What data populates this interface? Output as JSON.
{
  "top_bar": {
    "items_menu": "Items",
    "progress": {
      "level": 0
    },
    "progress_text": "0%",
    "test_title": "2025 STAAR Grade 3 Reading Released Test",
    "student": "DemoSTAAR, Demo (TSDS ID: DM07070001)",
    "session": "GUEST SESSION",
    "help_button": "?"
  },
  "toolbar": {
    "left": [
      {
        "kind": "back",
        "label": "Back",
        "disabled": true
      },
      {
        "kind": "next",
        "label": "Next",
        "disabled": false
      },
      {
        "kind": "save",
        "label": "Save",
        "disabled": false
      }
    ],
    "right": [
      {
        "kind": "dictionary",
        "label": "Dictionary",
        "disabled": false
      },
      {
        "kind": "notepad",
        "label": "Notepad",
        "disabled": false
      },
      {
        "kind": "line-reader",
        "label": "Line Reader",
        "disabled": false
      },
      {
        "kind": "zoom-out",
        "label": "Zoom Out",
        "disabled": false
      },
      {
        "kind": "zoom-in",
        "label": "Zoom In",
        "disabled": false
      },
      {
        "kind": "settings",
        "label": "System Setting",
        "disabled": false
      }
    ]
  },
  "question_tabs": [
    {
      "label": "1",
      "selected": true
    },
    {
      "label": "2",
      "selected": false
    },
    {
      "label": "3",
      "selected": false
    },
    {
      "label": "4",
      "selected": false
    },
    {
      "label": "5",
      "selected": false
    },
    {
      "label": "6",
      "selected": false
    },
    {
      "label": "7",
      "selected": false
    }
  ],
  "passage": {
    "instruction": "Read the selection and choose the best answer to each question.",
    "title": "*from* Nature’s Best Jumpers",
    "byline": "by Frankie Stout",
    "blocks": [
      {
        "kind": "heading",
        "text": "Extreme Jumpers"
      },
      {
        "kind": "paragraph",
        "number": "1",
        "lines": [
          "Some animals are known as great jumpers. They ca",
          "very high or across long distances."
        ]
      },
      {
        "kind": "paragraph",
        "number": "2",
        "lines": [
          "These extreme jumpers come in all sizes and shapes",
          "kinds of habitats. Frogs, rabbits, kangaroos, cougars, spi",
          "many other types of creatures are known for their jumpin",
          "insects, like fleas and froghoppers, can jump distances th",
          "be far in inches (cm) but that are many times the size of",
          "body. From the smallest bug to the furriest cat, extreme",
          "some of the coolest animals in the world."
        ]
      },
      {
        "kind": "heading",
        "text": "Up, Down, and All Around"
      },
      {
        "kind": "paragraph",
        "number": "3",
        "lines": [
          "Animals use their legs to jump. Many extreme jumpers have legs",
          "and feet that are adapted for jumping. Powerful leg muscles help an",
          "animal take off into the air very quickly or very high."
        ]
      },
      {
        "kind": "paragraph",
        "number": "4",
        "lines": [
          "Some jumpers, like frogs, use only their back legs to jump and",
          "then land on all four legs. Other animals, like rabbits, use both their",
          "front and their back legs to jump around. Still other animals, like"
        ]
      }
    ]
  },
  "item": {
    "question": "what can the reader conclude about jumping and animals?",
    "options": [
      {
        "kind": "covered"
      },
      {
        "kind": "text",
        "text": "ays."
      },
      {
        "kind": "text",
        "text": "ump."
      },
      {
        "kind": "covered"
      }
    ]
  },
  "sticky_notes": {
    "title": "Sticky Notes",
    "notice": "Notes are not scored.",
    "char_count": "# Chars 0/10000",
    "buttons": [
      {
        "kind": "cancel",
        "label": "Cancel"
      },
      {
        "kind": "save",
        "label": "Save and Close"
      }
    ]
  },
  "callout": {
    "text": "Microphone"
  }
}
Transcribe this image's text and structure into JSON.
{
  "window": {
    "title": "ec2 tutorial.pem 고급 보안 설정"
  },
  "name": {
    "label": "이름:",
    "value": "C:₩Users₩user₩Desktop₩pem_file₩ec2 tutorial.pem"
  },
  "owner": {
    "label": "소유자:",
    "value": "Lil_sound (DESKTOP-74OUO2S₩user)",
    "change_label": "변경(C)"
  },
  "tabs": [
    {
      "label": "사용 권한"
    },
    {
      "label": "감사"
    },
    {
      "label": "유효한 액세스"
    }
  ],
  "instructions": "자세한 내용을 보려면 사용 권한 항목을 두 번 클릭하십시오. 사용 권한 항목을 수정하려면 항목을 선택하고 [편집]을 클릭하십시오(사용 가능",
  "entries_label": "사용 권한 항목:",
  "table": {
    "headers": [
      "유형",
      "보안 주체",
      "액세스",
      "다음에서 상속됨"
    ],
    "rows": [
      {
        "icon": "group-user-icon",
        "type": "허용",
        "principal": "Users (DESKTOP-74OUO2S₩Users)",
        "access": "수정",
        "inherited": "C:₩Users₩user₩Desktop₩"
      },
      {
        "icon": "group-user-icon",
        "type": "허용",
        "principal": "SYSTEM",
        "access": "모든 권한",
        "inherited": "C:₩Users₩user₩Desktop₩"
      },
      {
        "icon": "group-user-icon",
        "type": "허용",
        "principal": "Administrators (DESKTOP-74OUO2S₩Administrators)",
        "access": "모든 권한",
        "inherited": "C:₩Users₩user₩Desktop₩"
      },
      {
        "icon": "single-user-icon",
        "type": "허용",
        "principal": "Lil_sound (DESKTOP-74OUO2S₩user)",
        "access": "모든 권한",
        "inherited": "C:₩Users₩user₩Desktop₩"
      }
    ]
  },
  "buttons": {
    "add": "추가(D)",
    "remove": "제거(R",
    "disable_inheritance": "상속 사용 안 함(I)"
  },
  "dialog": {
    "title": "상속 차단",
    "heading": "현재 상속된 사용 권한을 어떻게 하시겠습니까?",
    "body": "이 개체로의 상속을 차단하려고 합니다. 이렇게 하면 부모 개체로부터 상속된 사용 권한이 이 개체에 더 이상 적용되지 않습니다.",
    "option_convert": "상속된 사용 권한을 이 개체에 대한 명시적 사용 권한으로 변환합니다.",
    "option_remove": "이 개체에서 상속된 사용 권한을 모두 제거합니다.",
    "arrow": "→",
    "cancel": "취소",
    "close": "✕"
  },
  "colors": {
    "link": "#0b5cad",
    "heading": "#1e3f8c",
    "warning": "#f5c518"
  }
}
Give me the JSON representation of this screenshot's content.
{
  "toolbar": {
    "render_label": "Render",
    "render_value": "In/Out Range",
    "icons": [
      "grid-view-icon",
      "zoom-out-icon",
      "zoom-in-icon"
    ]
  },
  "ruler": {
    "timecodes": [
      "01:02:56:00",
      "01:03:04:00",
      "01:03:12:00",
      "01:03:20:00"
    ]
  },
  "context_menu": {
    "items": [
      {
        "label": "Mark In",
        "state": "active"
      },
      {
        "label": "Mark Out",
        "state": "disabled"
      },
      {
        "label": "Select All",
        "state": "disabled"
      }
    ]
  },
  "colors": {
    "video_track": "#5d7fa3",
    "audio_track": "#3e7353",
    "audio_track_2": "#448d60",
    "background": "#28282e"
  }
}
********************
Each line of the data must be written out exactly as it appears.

What data populates this interface? Output as JSON.
{
  "top_bar": {
    "items_menu": "Items",
    "progress": {
      "level": 0
    },
    "progress_text": "0%",
    "test_title": "2025 STAAR Grade 3 Reading Released Test",
    "student": "DemoSTAAR, Demo (TSDS ID: DM07070001)",
    "session": "GUEST SESSION",
    "help_button": "?"
  },
  "toolbar": {
    "left": [
      {
        "kind": "back",
        "label": "Back",
        "disabled": true
      },
      {
        "kind": "next",
        "label": "Next",
        "disabled": false
      },
      {
        "kind": "save",
        "label": "Save",
        "disabled": false
      }
    ],
    "right": [
      {
        "kind": "dictionary",
        "label": "Dictionary",
        "disabled": false
      },
      {
        "kind": "notepad",
        "label": "Notepad",
        "disabled": false
      },
      {
        "kind": "line-reader",
        "label": "Line Reader",
        "disabled": false
      },
      {
        "kind": "zoom-out",
        "label": "Zoom Out",
        "disabled": false
      },
      {
        "kind": "zoom-in",
        "label": "Zoom In",
        "disabled": false
      },
      {
        "kind": "settings",
        "label": "System Setting",
        "disabled": false
      }
    ]
  },
  "question_tabs": [
    {
      "label": "1",
      "selected": true
    },
    {
      "label": "2",
      "selected": false
    },
    {
      "label": "3",
      "selected": false
    },
    {
      "label": "4",
      "selected": false
    },
    {
      "label": "5",
      "selected": false
    },
    {
      "label": "6",
      "selected": false
    },
    {
      "label": "7",
      "selected": false
    }
  ],
  "passage": {
    "instruction": "Read the selection and choose the best answer to each question.",
    "title": "*from* Nature’s Best Jumpers",
    "byline": "by Frankie Stout",
    "blocks": [
      {
        "kind": "heading",
        "text": "Extreme Jumpers"
      },
      {
        "kind": "paragraph",
        "number": "1",
        "lines": [
          "Some animals are known as great jumpers. They ca",
          "very high or across long distances."
        ]
      },
      {
        "kind": "paragraph",
        "number": "2",
        "lines": [
          "These extreme jumpers come in all sizes and shapes",
          "kinds of habitats. Frogs, rabbits, kangaroos, cougars, spi",
          "many other types of creatures are known for their jumpin",
          "insects, like fleas and froghoppers, can jump distances th",
          "be far in inches (cm) but that are many times the size of",
          "body. From the smallest bug to the furriest cat, extreme",
          "some of the coolest animals in the world."
        ]
      },
      {
        "kind": "heading",
        "text": "Up, Down, and All Around"
      },
      {
        "kind": "paragraph",
        "number": "3",
        "lines": [
          "Animals use their legs to jump. Many extreme jumpers have legs",
          "and feet that are adapted for jumping. Powerful leg muscles help an",
          "animal take off into the air very quickly or very high."
        ]
      },
      {
        "kind": "paragraph",
        "number": "4",
        "lines": [
          "Some jumpers, like frogs, use only their back legs to jump and",
          "then land on all four legs. Other animals, like rabbits, use both their",
          "front and their back legs to jump around. Still other animals, like"
        ]
      }
    ]
  },
  "item": {
    "question": "what can the reader conclude about jumping and animals?",
    "options": [
      {
        "kind": "covered"
      },
      {
        "kind": "text",
        "text": "ays."
      },
      {
        "kind": "text",
        "text": "ump."
      },
      {
        "kind": "covered"
      }
    ]
  },
  "sticky_notes": {
    "title": "Sticky Notes",
    "notice": "Notes are not scored.",
    "char_count": "# Chars 0/10000",
    "buttons": [
      {
        "kind": "cancel",
        "label": "Cancel"
      },
      {
        "kind": "save",
        "label": "Save and Close"
      }
    ]
  },
  "callout": {
    "text": "Microphone"
  }
}
Transcribe this image's text and structure into JSON.
{
  "window": {
    "title": "ec2 tutorial.pem 고급 보안 설정"
  },
  "name": {
    "label": "이름:",
    "value": "C:₩Users₩user₩Desktop₩pem_file₩ec2 tutorial.pem"
  },
  "owner": {
    "label": "소유자:",
    "value": "Lil_sound (DESKTOP-74OUO2S₩user)",
    "change_label": "변경(C)"
  },
  "tabs": [
    {
      "label": "사용 권한"
    },
    {
      "label": "감사"
    },
    {
      "label": "유효한 액세스"
    }
  ],
  "instructions": "자세한 내용을 보려면 사용 권한 항목을 두 번 클릭하십시오. 사용 권한 항목을 수정하려면 항목을 선택하고 [편집]을 클릭하십시오(사용 가능",
  "entries_label": "사용 권한 항목:",
  "table": {
    "headers": [
      "유형",
      "보안 주체",
      "액세스",
      "다음에서 상속됨"
    ],
    "rows": [
      {
        "icon": "group-user-icon",
        "type": "허용",
        "principal": "Users (DESKTOP-74OUO2S₩Users)",
        "access": "수정",
        "inherited": "C:₩Users₩user₩Desktop₩"
      },
      {
        "icon": "group-user-icon",
        "type": "허용",
        "principal": "SYSTEM",
        "access": "모든 권한",
        "inherited": "C:₩Users₩user₩Desktop₩"
      },
      {
        "icon": "group-user-icon",
        "type": "허용",
        "principal": "Administrators (DESKTOP-74OUO2S₩Administrators)",
        "access": "모든 권한",
        "inherited": "C:₩Users₩user₩Desktop₩"
      },
      {
        "icon": "single-user-icon",
        "type": "허용",
        "principal": "Lil_sound (DESKTOP-74OUO2S₩user)",
        "access": "모든 권한",
        "inherited": "C:₩Users₩user₩Desktop₩"
      }
    ]
  },
  "buttons": {
    "add": "추가(D)",
    "remove": "제거(R",
    "disable_inheritance": "상속 사용 안 함(I)"
  },
  "dialog": {
    "title": "상속 차단",
    "heading": "현재 상속된 사용 권한을 어떻게 하시겠습니까?",
    "body": "이 개체로의 상속을 차단하려고 합니다. 이렇게 하면 부모 개체로부터 상속된 사용 권한이 이 개체에 더 이상 적용되지 않습니다.",
    "option_convert": "상속된 사용 권한을 이 개체에 대한 명시적 사용 권한으로 변환합니다.",
    "option_remove": "이 개체에서 상속된 사용 권한을 모두 제거합니다.",
    "arrow": "→",
    "cancel": "취소",
    "close": "✕"
  },
  "colors": {
    "link": "#0b5cad",
    "heading": "#1e3f8c",
    "warning": "#f5c518"
  }
}
Give me the JSON representation of this screenshot's content.
{
  "toolbar": {
    "render_label": "Render",
    "render_value": "In/Out Range",
    "icons": [
      "grid-view-icon",
      "zoom-out-icon",
      "zoom-in-icon"
    ]
  },
  "ruler": {
    "timecodes": [
      "01:02:56:00",
      "01:03:04:00",
      "01:03:12:00",
      "01:03:20:00"
    ]
  },
  "context_menu": {
    "items": [
      {
        "label": "Mark In",
        "state": "active"
      },
      {
        "label": "Mark Out",
        "state": "disabled"
      },
      {
        "label": "Select All",
        "state": "disabled"
      }
    ]
  },
  "colors": {
    "video_track": "#5d7fa3",
    "audio_track": "#3e7353",
    "audio_track_2": "#448d60",
    "background": "#28282e"
  }
}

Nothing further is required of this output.